Sure, they’re volatile — which is why government economists claim the prices of food and energy should be excluded from their calculations. But it’s obvious the long-term trend is up.
And while milk and bread don’t have long shelf lives, there’s a host of other goods you buy every month — like razor blades — that can last for years or even indefinitely. Stocking up on those goods is what this forgotten strategy to preserve your purchasing power is all about.
The usual guidance to fight a rising cost of living is to buy precious metals. Which the late John Pugsley thought was a fine idea… but he preferred to attack the problem at the source.
Pugsley was one of the pioneers of the 1970s’ “hard money” movement, publishing a newsletter that urged readers to buy gold as soon as gold once again became legal for Americans to own in 1974.

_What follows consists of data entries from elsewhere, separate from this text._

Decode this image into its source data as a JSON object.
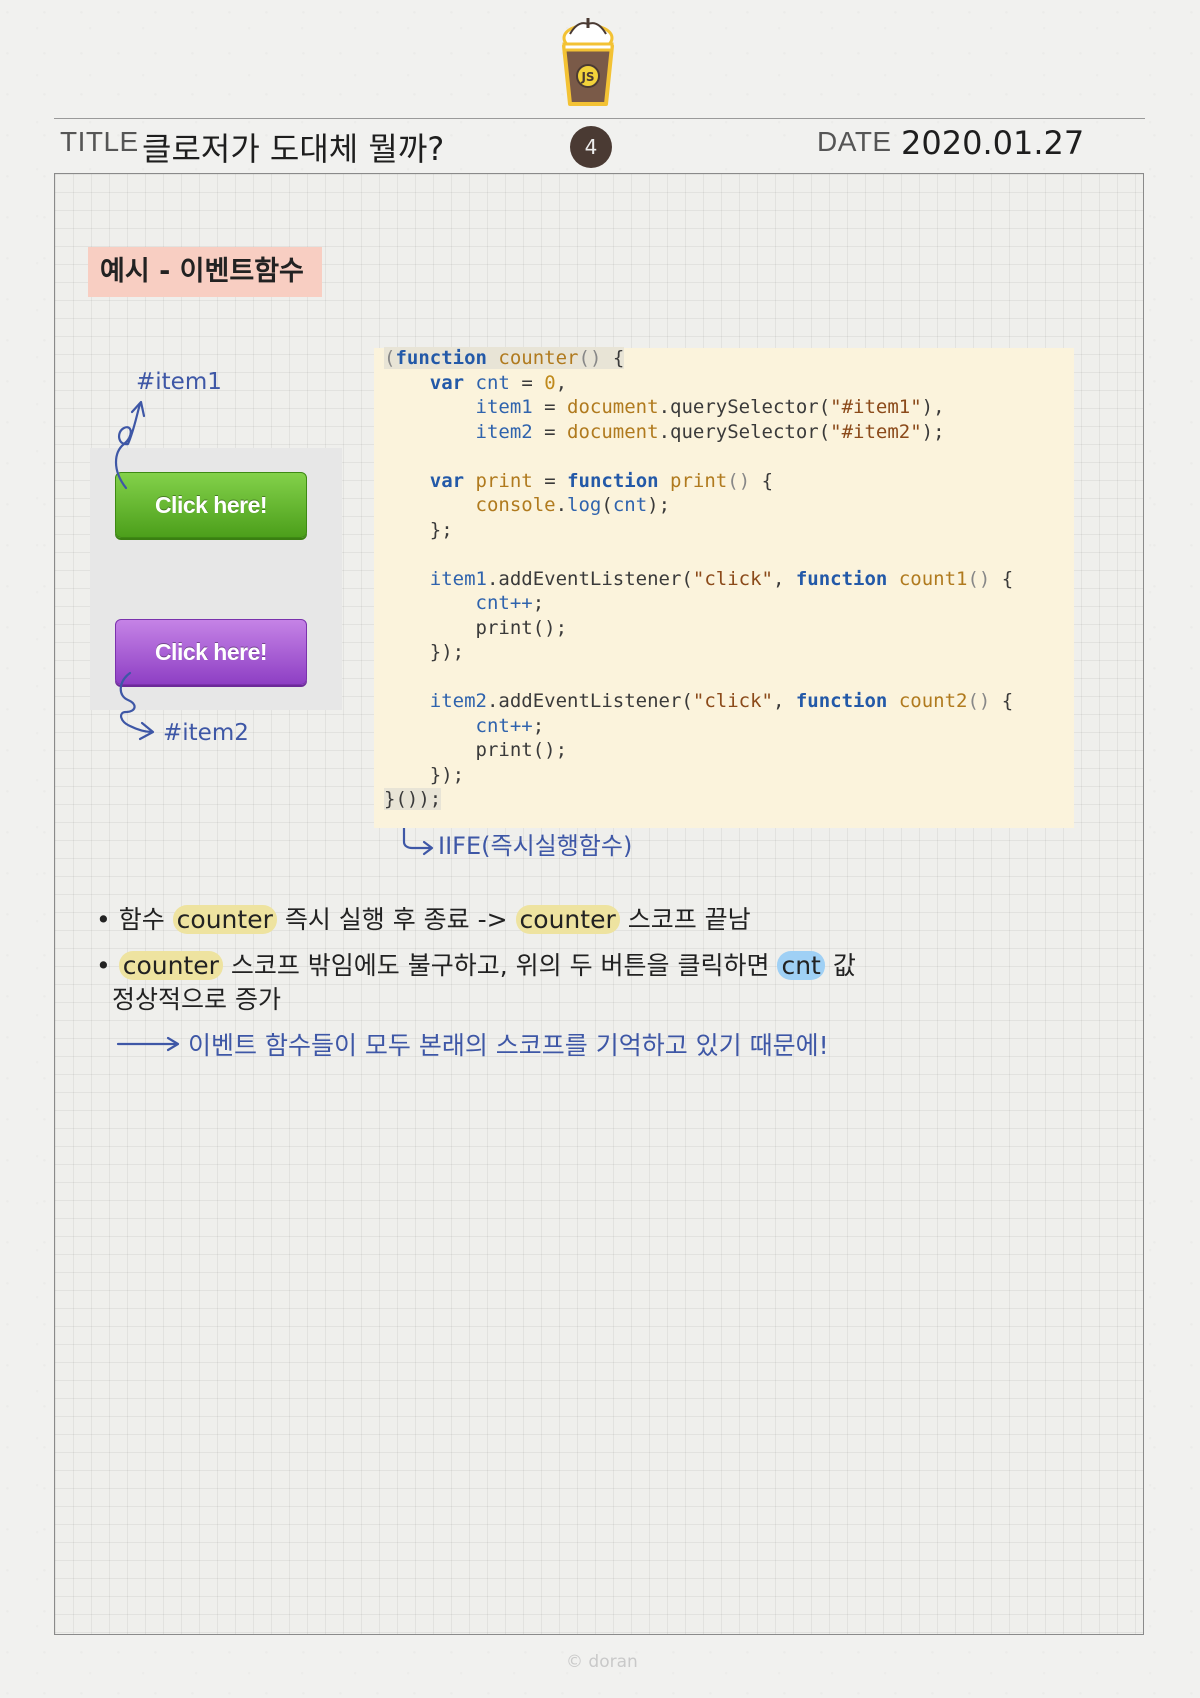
{
  "header": {
    "title_label": "TITLE",
    "title": "클로저가 도대체 뭘까?",
    "page_number": "4",
    "date_label": "DATE",
    "date": "2020.01.27",
    "logo_text": "JS"
  },
  "section": {
    "tag": "예시 - 이벤트함수"
  },
  "demo": {
    "button1_label": "Click here!",
    "button2_label": "Click here!",
    "item1_label": "#item1",
    "item2_label": "#item2",
    "button1_color": "#5cb52a",
    "button2_color": "#a95bd6"
  },
  "code": {
    "lines": [
      "(function counter() {",
      "    var cnt = 0,",
      "        item1 = document.querySelector(\"#item1\"),",
      "        item2 = document.querySelector(\"#item2\");",
      "",
      "    var print = function print() {",
      "        console.log(cnt);",
      "    };",
      "",
      "    item1.addEventListener(\"click\", function count1() {",
      "        cnt++;",
      "        print();",
      "    });",
      "",
      "    item2.addEventListener(\"click\", function count2() {",
      "        cnt++;",
      "        print();",
      "    });",
      "}());"
    ],
    "iife_label": "IIFE(즉시실행함수)"
  },
  "notes": {
    "bullet1": {
      "pre": "함수",
      "word1": "counter",
      "mid": "즉시 실행 후 종료 ->",
      "word2": "counter",
      "post": "스코프 끝남"
    },
    "bullet2": {
      "word1": "counter",
      "mid": "스코프 밖임에도 불구하고, 위의 두 버튼을 클릭하면",
      "word2": "cnt",
      "post": "값",
      "line2": "정상적으로 증가"
    },
    "conclusion": "이벤트 함수들이 모두 본래의 스코프를 기억하고 있기 때문에!"
  },
  "footer": {
    "copyright": "© doran"
  },
  "colors": {
    "accent_blue": "#3e57a6",
    "tag_pink": "#f8cec2",
    "highlight_yellow": "#eee3a0",
    "highlight_blue": "#9fd0f5",
    "code_bg": "#fbf3dc"
  }
}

But by 1980, gold was climbing down from an $800 high that wouldn’t be seen again for 27 years. And Pugsley refined his guidance in a pathbreaking book called The Alpha Strategy: The Ultimate Plan of Financial Self-Defense. Alpha is the first letter of the Greek alphabet, and Pugsley defined the Alpha Strategy as “the first plan for any individual to protect his wealth.”
“Wealth,” he wrote, “is made up of real things. It is hammers, lathes, shovels, typewriters, windows, doors, walls, pencils, shirts, shoes, rugs, apples, automobiles and bread. Wealth comprises all those things we use, enjoy and benefit from.”
He urged readers to rethink the entire process of working for a living and preserving purchasing power: “Instead of converting labor into money, money into investments, investments back into money, and money into real goods once again, convert your surplus earnings directly into real goods. Simply stated, invest your savings in those real things that you will be consuming in the future. Save only real wealth.”
The Alpha Strategy entailed three levels…
- Invest in production. If it’s something you need to make a living — education, a skill set, tools — this takes priority over anything else.
- Save consumables. This is the stuff you use on a day-to-day basis — razor blades, pasta, tires — if you use it up and it has a decent shelf life, it falls under level two.
- Save real money. If after level two you still have savings left, then you can put it into precious metals and other tangible assets.
Note well: The Alpha Strategy is not a “prepper” or “survivalist” plan for the end of civilization as we know it. You will not — indeed, should not — load up on No. 10 cans of Mountain House freeze-dried meals.
“While you may choose to put away freeze-dried foods,” Pugsley wrote, “remember that they do not fall within the definition of good savings assets… The Alpha Strategy is a means to protect purchasing power, and is not intended to be a means to defend against social collapse.”
The best part about the Alpha Strategy is you can start with any amount of capital. “If you have only have $100, you can protect it completely against inflation and all investment risks by simply buying things now that you know you will have to buy next week, next month or next year. If you have $1,000 or $10,000, the same thing holds true.”
Better yet, all your “gains” are tax-free.